“Being more honest with where you are now is the only way to get to where you want to be.” I believe that now. For right brain thinking young people - operating a business in the creative industry is hard. We face so many challenges from throwing ourselves into the stereotypes of young people, creative people and fantastical thinkers. It’s culturally accepted that these “people” are -by virtue of being creative and young- lazy strugglers with little discipline or work ethics. I was happy to join the percentage, happy to have an easy explanation as to why I never publish part two of any of my multi-part blog series.  I got so used to owning up to being lazy as though it was ok because it was expected from ME; you know .. a young creative.

The truth is; creativity and productivity are married concepts, and in accepting that I'm accepting insurmountable success and progress into my life and business.
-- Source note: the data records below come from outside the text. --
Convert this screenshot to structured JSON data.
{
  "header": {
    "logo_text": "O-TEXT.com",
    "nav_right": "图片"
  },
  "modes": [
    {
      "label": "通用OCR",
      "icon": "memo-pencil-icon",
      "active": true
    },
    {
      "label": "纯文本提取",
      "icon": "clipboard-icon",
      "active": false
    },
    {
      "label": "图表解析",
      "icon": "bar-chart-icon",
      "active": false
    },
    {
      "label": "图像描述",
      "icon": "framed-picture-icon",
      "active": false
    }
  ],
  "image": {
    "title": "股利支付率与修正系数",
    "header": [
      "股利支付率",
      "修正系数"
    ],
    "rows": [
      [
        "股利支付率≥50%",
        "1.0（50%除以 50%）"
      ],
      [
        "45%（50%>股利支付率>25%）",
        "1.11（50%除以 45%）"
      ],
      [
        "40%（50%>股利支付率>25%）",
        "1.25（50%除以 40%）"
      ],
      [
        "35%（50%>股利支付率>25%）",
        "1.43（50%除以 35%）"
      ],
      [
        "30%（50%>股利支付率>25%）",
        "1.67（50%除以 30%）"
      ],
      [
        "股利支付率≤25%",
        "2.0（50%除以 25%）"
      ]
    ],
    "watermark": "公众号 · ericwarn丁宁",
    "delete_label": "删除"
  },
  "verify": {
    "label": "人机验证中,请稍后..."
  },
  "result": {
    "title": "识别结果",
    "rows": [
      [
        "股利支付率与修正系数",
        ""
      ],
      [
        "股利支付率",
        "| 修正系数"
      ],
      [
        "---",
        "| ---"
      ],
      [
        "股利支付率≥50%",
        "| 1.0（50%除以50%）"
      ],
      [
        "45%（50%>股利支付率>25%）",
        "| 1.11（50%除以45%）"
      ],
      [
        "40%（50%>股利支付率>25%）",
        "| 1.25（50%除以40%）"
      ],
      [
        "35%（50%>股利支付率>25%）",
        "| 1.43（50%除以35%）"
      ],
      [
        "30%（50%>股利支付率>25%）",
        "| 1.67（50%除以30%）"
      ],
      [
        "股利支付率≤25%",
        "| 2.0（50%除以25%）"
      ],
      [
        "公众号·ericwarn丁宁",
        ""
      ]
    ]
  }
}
There’s a point were all young creatives must reach where they will see a definitive line between continuing to live wild, free and poor or to live managed, disciplined and successful. Many before me will explain how they balanced themselves on that line for as long as they could. Now these wild ones ‘before me’ -most of whom are in their late forties- assume roles of mentors, adjudicators and the ultimate cautionary tales.
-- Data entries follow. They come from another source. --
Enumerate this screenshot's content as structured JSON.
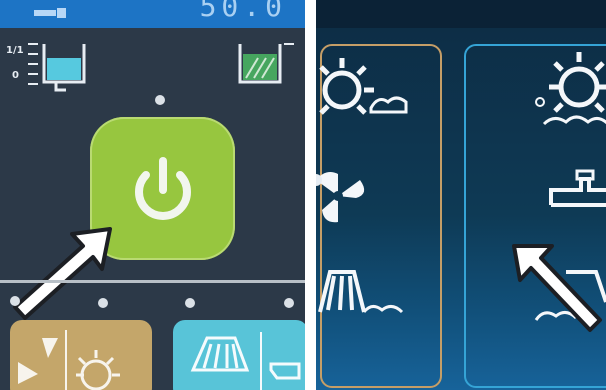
{
  "left_panel": {
    "display_value": "50.0",
    "tank_labels": [
      "1/1",
      "0"
    ]
  }
}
The thing with me was that I got way too used to making a lump sum of coins then doing nothing then going broke then scoring an amazing idea because I went broke and had to. I worked because I needed to work, and I know that’s generally why people work or at best that’s usually our first answer as to why we labour for pay. But for me - in between gigs I didn’t have a solid fiscal plan to help me matriculate from one high paying job to the next. Instead of climbing the ladder of success I was parkouring my way through the valley of the shadow of the struggle. From a big cheque to a stipend, to a heavy bank transfer and right back down to tin mackerel money - my ‘career’ run has been dizzying to say the least.
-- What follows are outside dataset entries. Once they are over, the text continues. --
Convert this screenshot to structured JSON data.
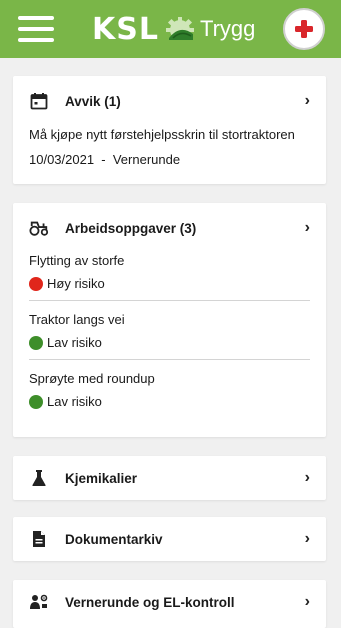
{
  "header": {
    "brand_name": "KSL",
    "brand_suffix": "Trygg",
    "brand_color": "#7ab648",
    "menu_icon": "hamburger-icon",
    "emergency_icon": "red-cross-icon"
  },
  "deviations": {
    "title": "Avvik (1)",
    "icon": "calendar-icon",
    "item_text": "Må kjøpe nytt førstehjelpsskrin til stortraktoren",
    "item_meta": "10/03/2021  -  Vernerunde"
  },
  "tasks": {
    "title": "Arbeidsoppgaver (3)",
    "icon": "tractor-icon",
    "items": [
      {
        "name": "Flytting av storfe",
        "risk": "Høy risiko",
        "risk_color": "#e0261b"
      },
      {
        "name": "Traktor langs vei",
        "risk": "Lav risiko",
        "risk_color": "#3e8e2a"
      },
      {
        "name": "Sprøyte med roundup",
        "risk": "Lav risiko",
        "risk_color": "#3e8e2a"
      }
    ]
  },
  "chemicals": {
    "title": "Kjemikalier",
    "icon": "flask-icon"
  },
  "documents": {
    "title": "Dokumentarkiv",
    "icon": "document-icon"
  },
  "inspection": {
    "title": "Vernerunde og EL-kontroll",
    "icon": "inspection-icon"
  },
  "chevron": "›"
}
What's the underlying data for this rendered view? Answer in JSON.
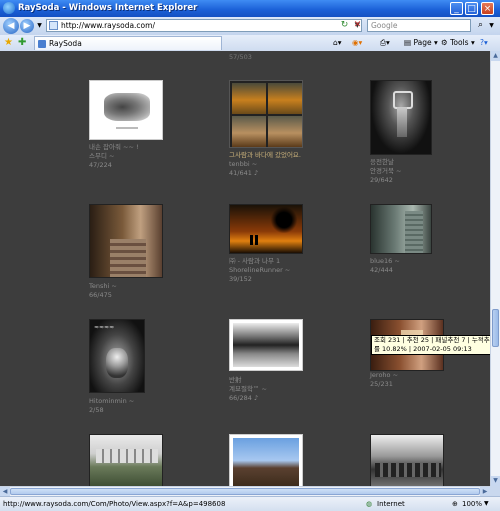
{
  "window": {
    "title": "RaySoda - Windows Internet Explorer"
  },
  "addressbar": {
    "url": "http://www.raysoda.com/",
    "search_placeholder": "Google"
  },
  "tab": {
    "label": "RaySoda"
  },
  "commandbar": {
    "page_label": "Page",
    "tools_label": "Tools"
  },
  "gallery": {
    "top_count": "57/503",
    "items": [
      {
        "title": "내손 잡아줘 ~~ !",
        "author": "스무디 ~",
        "stats": "47/224",
        "title_highlight": false
      },
      {
        "title": "그사람과 바다에 갔었어요.",
        "author": "tenbbi ~",
        "stats": "41/641  ♪",
        "title_highlight": true
      },
      {
        "title": "응전한날",
        "author": "안경거북 ~",
        "stats": "29/642",
        "title_highlight": false
      },
      {
        "title": "Tenshi ~",
        "author": "66/475",
        "stats": "",
        "title_highlight": false
      },
      {
        "title": "㈜ - 사람과 나무 1",
        "author": "ShorelineRunner ~",
        "stats": "39/152",
        "title_highlight": false
      },
      {
        "title": "blue16 ~",
        "author": "42/444",
        "stats": "",
        "title_highlight": false
      },
      {
        "title": "Hitominmin ~",
        "author": "2/58",
        "stats": "",
        "title_highlight": false
      },
      {
        "title": "반射",
        "author": "계묘절학™ ~",
        "stats": "66/284  ♪",
        "title_highlight": false
      },
      {
        "title": "Jeroho ~",
        "author": "25/231",
        "stats": "",
        "title_highlight": false
      }
    ]
  },
  "tooltip": {
    "line1": "조회 231 | 추천 25 | 패널추천 7 | 누적추천",
    "line2": "률 10.82% | 2007-02-05 09:13"
  },
  "statusbar": {
    "url": "http://www.raysoda.com/Com/Photo/View.aspx?f=A&p=498608",
    "zone": "Internet",
    "zoom": "100%"
  }
}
My whole aim of wanting to work tirelessly for six months then relax for the next six months was foolish. It was some ‘maverick’ on TV or a line from a TED Talk video I reckon I got that concept from. That’s for the one percent who inherited their start-up capitals, not me. It is only through constantly thinking and creating that I'm able to succeed at all. I have to stay in the game. I need to create with the mindset that my ‘studio’ is on Wall street and not in Soho. I'm applying the concept of self-control all throughout my lethargic lifestyle. I’m changing my mindset to consider myself a business creative with a creative business and that starts now.